By: Ross Moody, trustee of the Moody Foundation and CEO and President of National Western Life Group
The Texas Legislature continues to debate property tax reform, teacher salary increases and other important education funding issues, but a focus on fixed costs can sometimes limit the reach of innovation. As a private charitable organization, the Moody Foundation has a unique opportunity to fill in the gaps of our educational system for current and future generations of Texans by funding aspirational programs that make a substantial impact.
I’ve always had a deep appreciation for education, which serves as an engine of opportunity, leading individuals on a path of success. Recently, I had the honor of guest lecturing to a Communication for Development and Philanthropy class of 44 students at the Moody College of Communication at The University of Texas at Austin. We had a lively discussion about the history of the Foundation, trustee responsibilities, the grant application process and Foundation-initiated projects.
For decades, The Moody Foundation has had a close and special relationship with the University of Texas.
In 2013, with our $50 million commitment, UT Austin officially named the Moody College of Communication and created the largest endowment for the study of communication for any public university in the nation. We sought to increase the presence of the university on a national and international basis and improve the quality of education by recruiting the best professors, administrators and students. We recently celebrated the Moody College of Communication’s five-year anniversary, and I, as an alumnus, couldn’t be prouder to be affiliated.
Moody Foundation-initiated projects, such as Moody Gardens, Generation Moody, the Moody Scholars program and the Transitional Learning Center, have been designed to address the root causes of need in Texas communities, primarily in education. We’re dedicated to the future of Texans and that begins with students and education.
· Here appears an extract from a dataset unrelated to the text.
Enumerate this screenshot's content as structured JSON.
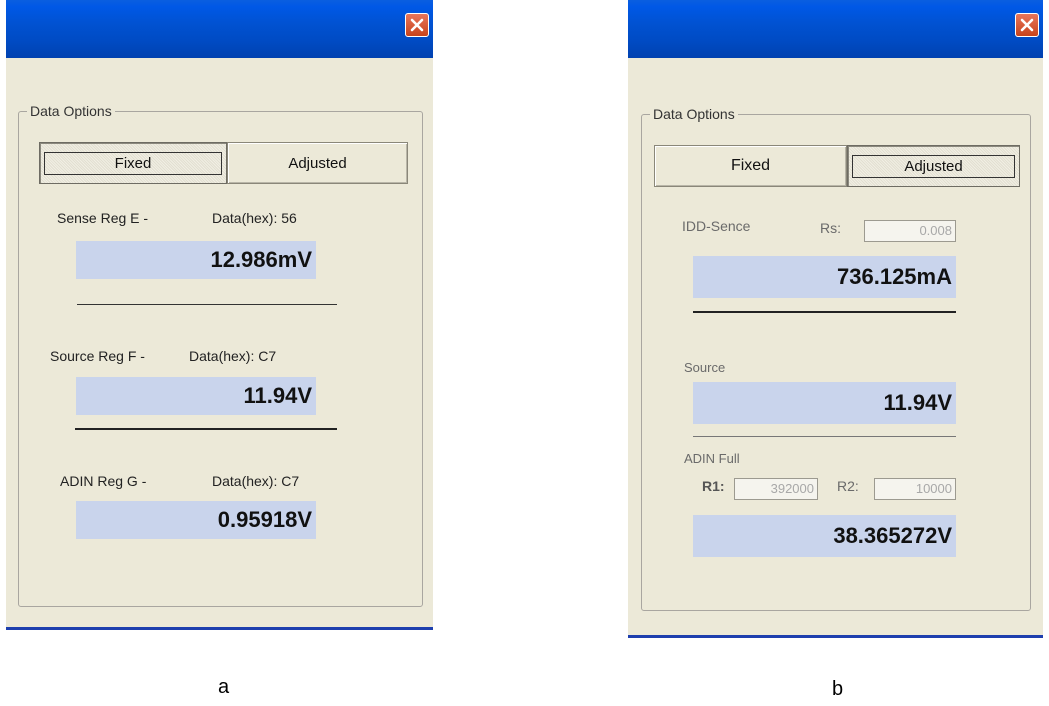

I’m beyond humbled by the progress of the Moody Scholars program and the Generation Moody Education Initiative.
My father, Robert Moody Sr., began to expand the Foundation’s definition of “benefit” to include transformative investments in projects like the Moody Scholars program, which was initiated in 1969 to help young Texans pursue higher education. Since its inception, Moody Scholars has awarded over $15 million to assist more than 5,000 students throughout the state. We work closely with a selection committee comprised of six individuals with extensive backgrounds in admissions, financial aid, academic administration and business throughout the process.
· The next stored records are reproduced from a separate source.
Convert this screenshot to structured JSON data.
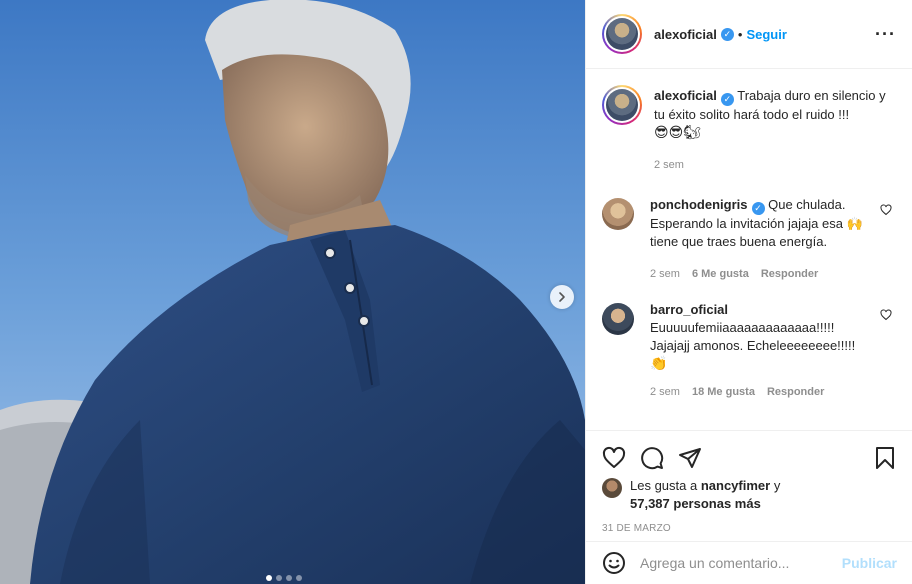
{
  "post": {
    "carousel": {
      "total_slides": 4,
      "active_index": 0
    },
    "author": {
      "username": "alexoficial",
      "verified": true,
      "follow_label": "Seguir",
      "separator": "•"
    },
    "more_icon": "more-horizontal-icon",
    "caption": {
      "username": "alexoficial",
      "text": "Trabaja duro en silencio y tu éxito solito hará todo el ruido !!!",
      "emojis": "😎😎🐿",
      "time": "2 sem"
    },
    "comments": [
      {
        "username": "ponchodenigris",
        "verified": true,
        "text": "Que chulada. Esperando la invitación jajaja esa 🙌 tiene que traes buena energía.",
        "time": "2 sem",
        "likes": "6 Me gusta",
        "reply": "Responder"
      },
      {
        "username": "barro_oficial",
        "verified": false,
        "text": "Euuuuufemiiaaaaaaaaaaaaa!!!!! Jajajajj amonos. Echeleeeeeeee!!!!!",
        "emojis": "👏",
        "time": "2 sem",
        "likes": "18 Me gusta",
        "reply": "Responder"
      }
    ],
    "likes": {
      "prefix": "Les gusta a",
      "user": "nancyfimer",
      "connector": "y",
      "count": "57,387 personas más"
    },
    "date": "31 DE MARZO",
    "add_comment": {
      "placeholder": "Agrega un comentario...",
      "publish": "Publicar"
    }
  },
  "colors": {
    "link": "#0095f6",
    "verified": "#3897f0",
    "muted": "#8e8e8e",
    "publish_disabled": "#b2dffc"
  }
}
Over the years, I’ve witnessed an educational gap in the Foundation’s and my ancestors’ hometown of Galveston. There were few coordinated programs that offered opportunities for building students’ achievement from cradle to career. What started as an observation turned into the creation of the Generation Moody Education Initiative, which launched in 2018. Since then, we have distributed grants totaling over $28 million to provide exceptional education opportunities for infants through high school and into post-secondary learning in areas focused on literacy, science, technology and math.
We’ve also joined forces with Galveston Island schools and nonprofits and connected longstanding Moody Foundation projects like the Moody Scholars program to enhance educational attainment, regardless of a family’s ability to pay. Boosting the overall level of educational achievement is one of the best ways to contribute to the prosperity of any community, and we continue to make this a priority in our grant-making strategy.
Texas is the Moody Foundation’s home, and we believe that bettering society starts with the improvement of our educational systems. The students of today will pioneer the innovations of tomorrow. This is the very kind of undertaking our founders, W.L. Moody, Jr. and Libbie Shearn Moody, would have envisioned when they first created our charter “to benefit in perpetuity present and future generations of Texans.” We will continue to work for the benefit of Texans, and it is our honor and privilege to do so.